Owners of a closely held business, be it a corporation, limited liability company or partnership, may enter into contracts that are triggered when the principals have become deadlocked.
Anti-deadlock provisions may provide for the appointment of an independent director, for alternative dispute resolution, or for the compelled sale of an equity interest.
The owner of a business that invokes the terms of an anti-deadlock provision, particularly when the sale of interest is involved, is likely to be subject to duties of loyalty and care.
After a closely held business becomes deadlocked, it is extremely difficult to push the parties toward some mechanism that might either break the deadlock or preserve the current management system, or event let the parties separate themselves on mutually agreeable terms.
A Series Examining Deadlock Among the Owners of Closely Held Corporations, Limited Liability Companies and Partnerships
Human nature stands in the way. The parties likely have financial and emotional positions that they are unwilling to compromise. These may range from the ability to control some aspect of the operations of the business to the payment of dividends or bonuses.
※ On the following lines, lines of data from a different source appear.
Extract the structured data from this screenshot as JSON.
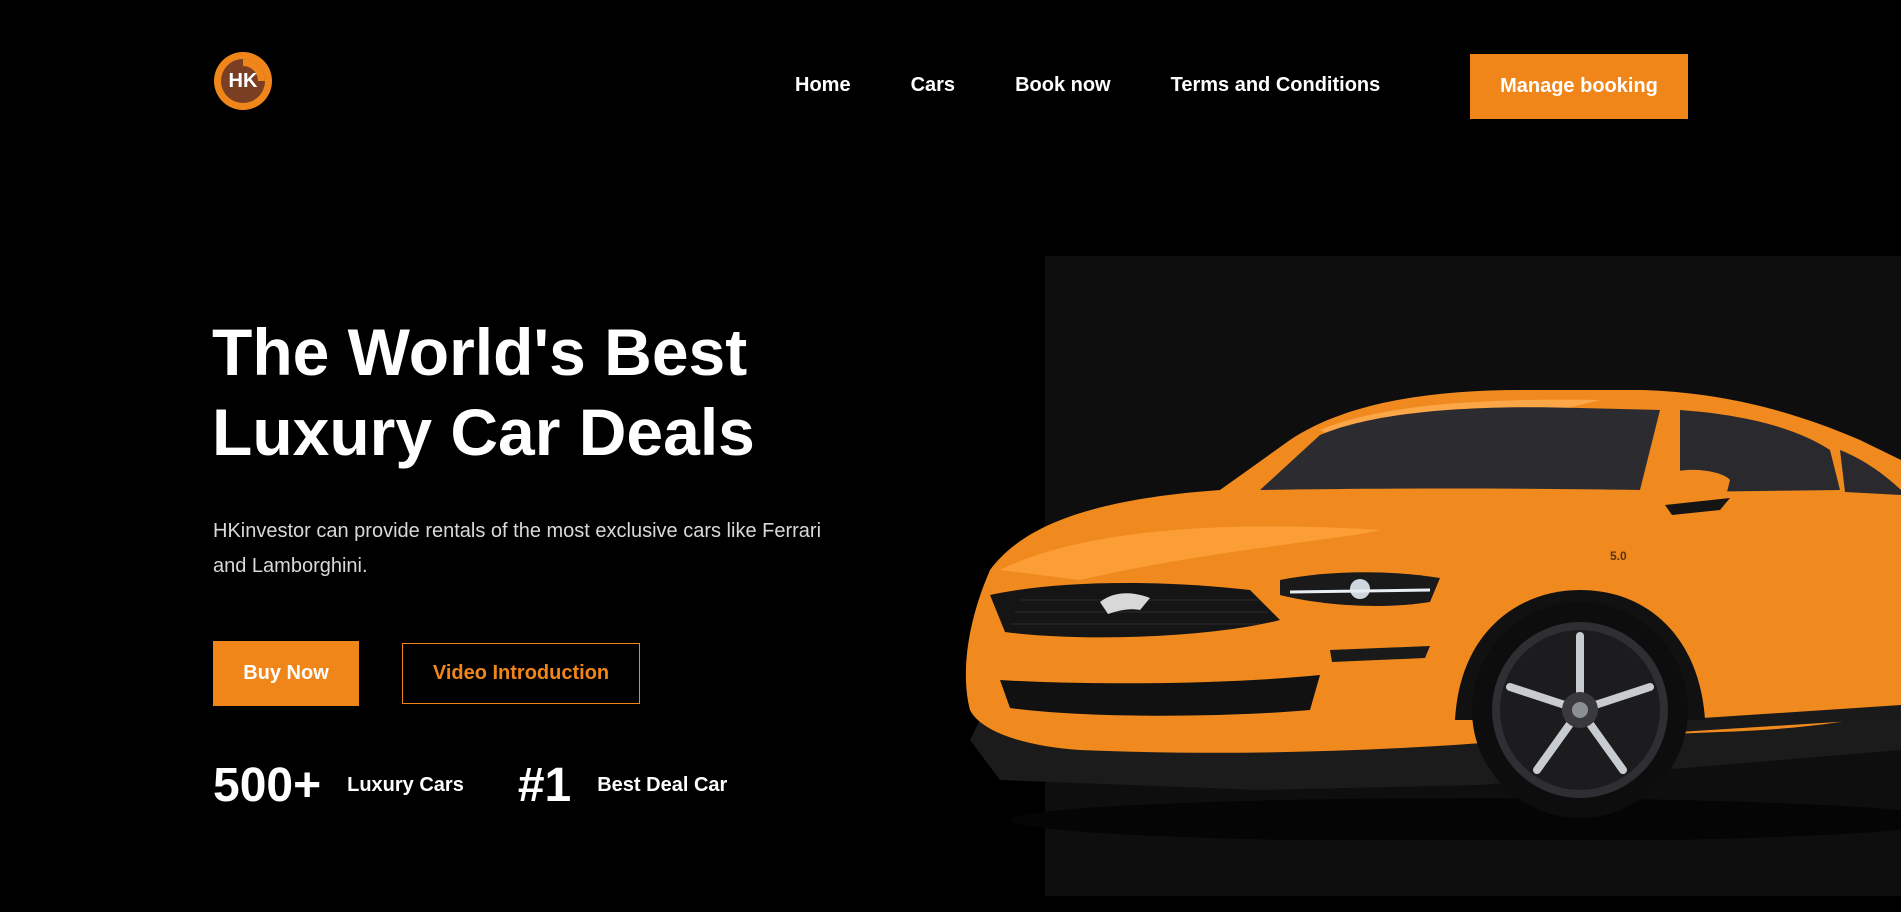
{
  "header": {
    "logo_text": "HK",
    "nav": [
      {
        "label": "Home"
      },
      {
        "label": "Cars"
      },
      {
        "label": "Book now"
      },
      {
        "label": "Terms and Conditions"
      }
    ],
    "manage_booking_label": "Manage booking"
  },
  "hero": {
    "title_line1": "The World's Best",
    "title_line2": "Luxury Car Deals",
    "description": "HKinvestor can provide rentals of the most exclusive cars like Ferrari and Lamborghini.",
    "buy_label": "Buy Now",
    "video_label": "Video Introduction",
    "stats": [
      {
        "value": "500+",
        "label": "Luxury Cars"
      },
      {
        "value": "#1",
        "label": "Best Deal Car"
      }
    ],
    "car_badge": "5.0"
  },
  "colors": {
    "accent": "#f0861a",
    "background": "#000000",
    "panel": "#0e0e0e",
    "logo_inner": "#7a3e22"
  },
  "icons": {
    "logo": "hk-logo-icon",
    "car": "orange-mustang-car-image"
  }
}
Lawyers and their clients try to address the potential for future deadlock with these contractual provisions that are known by a number of descriptions, such as buy-sell agreements, shotgun
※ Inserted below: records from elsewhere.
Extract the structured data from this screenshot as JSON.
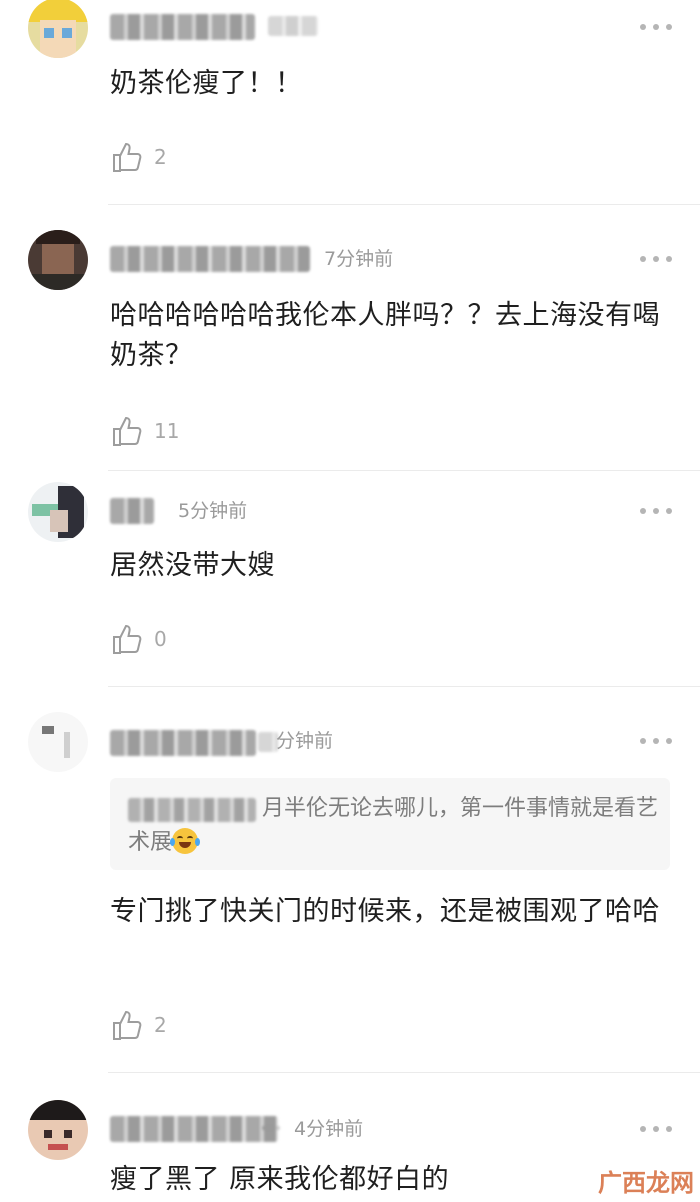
{
  "comments": [
    {
      "time": "",
      "text": "奶茶伦瘦了！！",
      "likes": "2"
    },
    {
      "time": "7分钟前",
      "text": "哈哈哈哈哈哈我伦本人胖吗？？去上海没有喝奶茶？",
      "likes": "11"
    },
    {
      "time": "5分钟前",
      "text": "居然没带大嫂",
      "likes": "0"
    },
    {
      "time": "分钟前",
      "quote": "月半伦无论去哪儿，第一件事情就是看艺术展",
      "quote_emoji": "laughing-with-tears-icon",
      "text": "专门挑了快关门的时候来，还是被围观了哈哈",
      "likes": "2"
    },
    {
      "time": "4分钟前",
      "text": "瘦了黑了 原来我伦都好白的",
      "likes": ""
    }
  ],
  "icons": {
    "like": "thumbs-up-icon",
    "more": "more-dots-icon"
  },
  "colors": {
    "secondary_text": "#9a9a9a",
    "main_text": "#1f1f1f",
    "divider": "#ebebeb",
    "quote_bg": "#f6f6f6"
  },
  "watermark": "广西龙网"
}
provisions, put-call terms. In the world of closely held limited liability companies, corporations and partnerships, a buy-sell agreement that is triggered by a deadlock is the pre-nuptial agreement of business divorce.
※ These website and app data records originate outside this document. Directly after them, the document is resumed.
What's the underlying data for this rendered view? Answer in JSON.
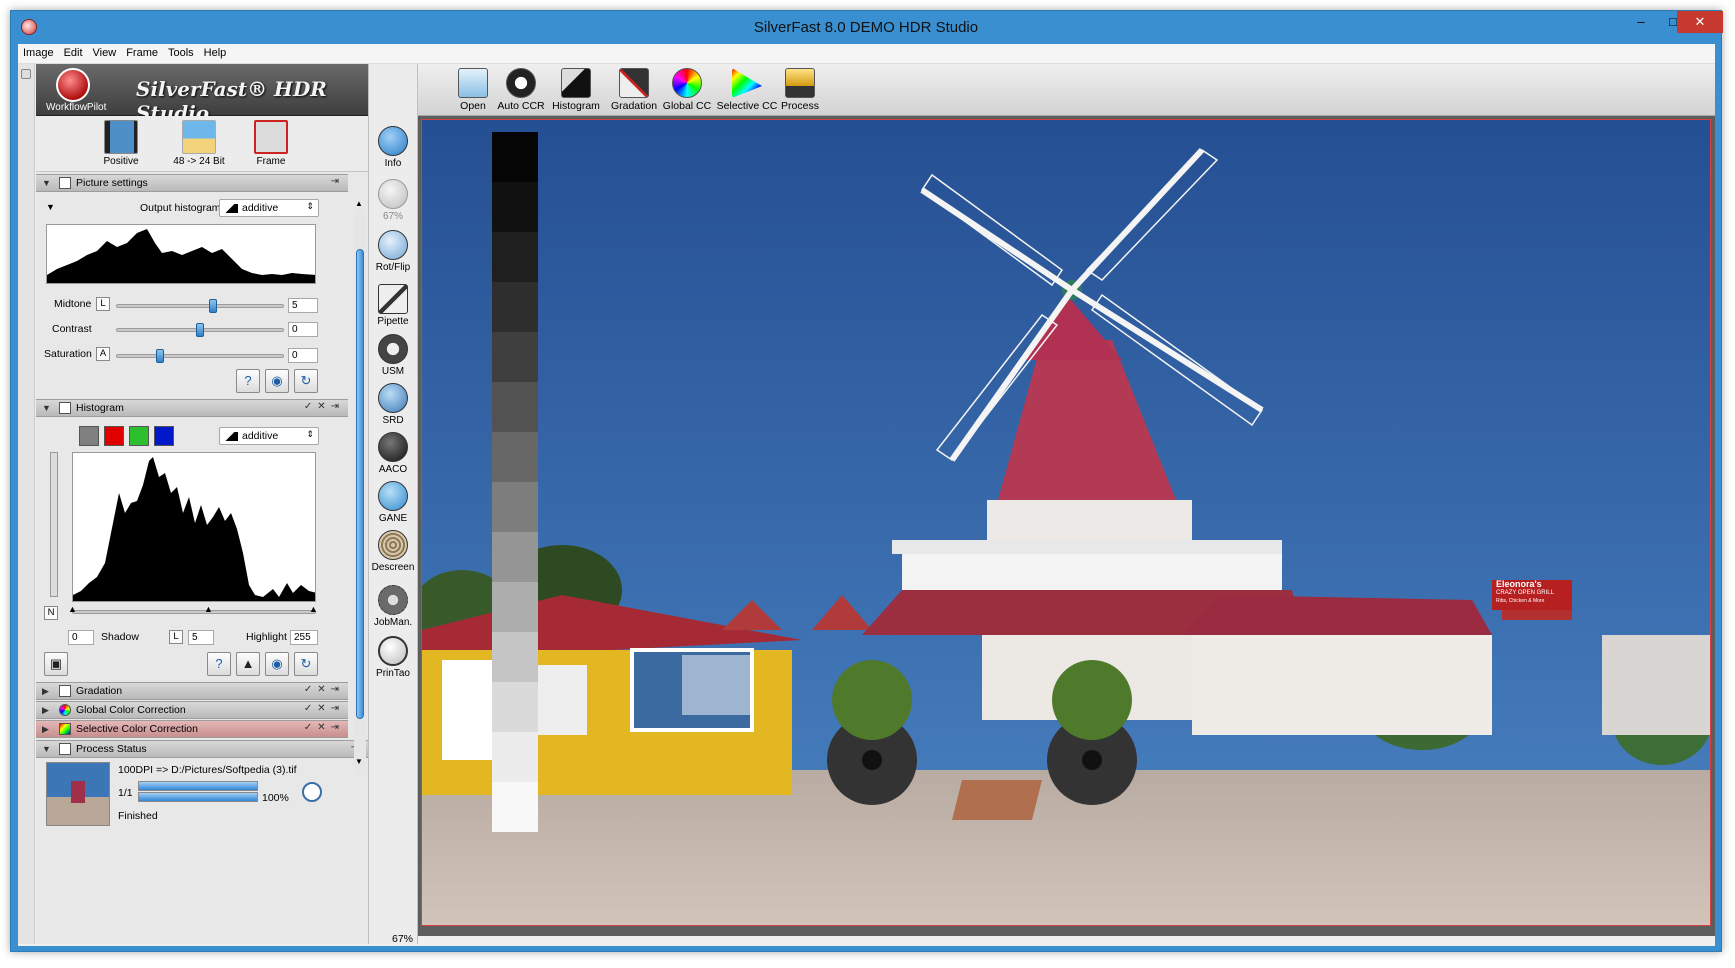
{
  "window": {
    "title": "SilverFast 8.0 DEMO  HDR Studio",
    "minimize": "–",
    "maximize": "□",
    "close": "✕"
  },
  "menu": [
    "Image",
    "Edit",
    "View",
    "Frame",
    "Tools",
    "Help"
  ],
  "brand": {
    "workflow_label": "WorkflowPilot",
    "product": "SilverFast® HDR Studio"
  },
  "top_tools": [
    {
      "label": "Positive",
      "icon": "film-strip-icon"
    },
    {
      "label": "48 -> 24 Bit",
      "icon": "palm-beach-icon"
    },
    {
      "label": "Frame",
      "icon": "frame-tools-icon"
    }
  ],
  "picture_settings": {
    "header": "Picture settings",
    "output_histogram_label": "Output histogram",
    "output_histogram_value": "additive",
    "midtone": {
      "label": "Midtone",
      "key": "L",
      "value": "5",
      "level": 0.58
    },
    "contrast": {
      "label": "Contrast",
      "key": "",
      "value": "0",
      "level": 0.5
    },
    "saturation": {
      "label": "Saturation",
      "key": "A",
      "value": "0",
      "level": 0.26
    }
  },
  "histogram": {
    "header": "Histogram",
    "mode_value": "additive",
    "shadow_value": "0",
    "shadow_label": "Shadow",
    "key": "L",
    "key_value": "5",
    "highlight_label": "Highlight",
    "highlight_value": "255",
    "neutral_key": "N"
  },
  "collapsed_sections": [
    {
      "name": "Gradation",
      "style": "normal"
    },
    {
      "name": "Global Color Correction",
      "style": "normal"
    },
    {
      "name": "Selective Color Correction",
      "style": "selective"
    }
  ],
  "process_status": {
    "header": "Process Status",
    "line": "100DPI => D:/Pictures/Softpedia (3).tif",
    "count": "1/1",
    "percent": "100%",
    "progress": 1.0,
    "state": "Finished"
  },
  "side_tools": [
    {
      "label": "Info",
      "icon": "info-icon",
      "color": "#2a7cc7"
    },
    {
      "label": "67%",
      "icon": "zoom-icon",
      "color": "#bdbdbd"
    },
    {
      "label": "Rot/Flip",
      "icon": "rotate-flip-icon",
      "color": "#6fa6d6"
    },
    {
      "label": "Pipette",
      "icon": "pipette-icon",
      "color": "#333333"
    },
    {
      "label": "USM",
      "icon": "usm-icon",
      "color": "#444444"
    },
    {
      "label": "SRD",
      "icon": "srd-icon",
      "color": "#3b79b8"
    },
    {
      "label": "AACO",
      "icon": "aaco-icon",
      "color": "#222222"
    },
    {
      "label": "GANE",
      "icon": "gane-icon",
      "color": "#2f8acd"
    },
    {
      "label": "Descreen",
      "icon": "descreen-icon",
      "color": "#9a8a70"
    },
    {
      "label": "JobMan.",
      "icon": "job-manager-icon",
      "color": "#6a6a6a"
    },
    {
      "label": "PrinTao",
      "icon": "printao-icon",
      "color": "#2a2a2a"
    }
  ],
  "main_tools": [
    {
      "label": "Open",
      "icon": "open-icon"
    },
    {
      "label": "Auto CCR",
      "icon": "auto-ccr-icon"
    },
    {
      "label": "Histogram",
      "icon": "histogram-icon"
    },
    {
      "label": "Gradation",
      "icon": "gradation-icon"
    },
    {
      "label": "Global CC",
      "icon": "global-cc-icon"
    },
    {
      "label": "Selective CC",
      "icon": "selective-cc-icon"
    },
    {
      "label": "Process",
      "icon": "process-icon"
    }
  ],
  "zoom_label": "67%",
  "photo_signs": {
    "shop": "Eleonora's",
    "tagline": "CRAZY OPEN GRILL",
    "sub": "Ribs, Chicken & More"
  }
}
In this and the following post, we examine these contractual provisions that are used to break deadlocks. We consider first the scope of anti-deadlock provisions, when they may be invoked and whether they are subject to judicial controls. In a following post, we will look at buy-sell agreements in more detail and, in particular, shotgun language that is intended to keep a forced sale on terms acceptable to both parties. Continue reading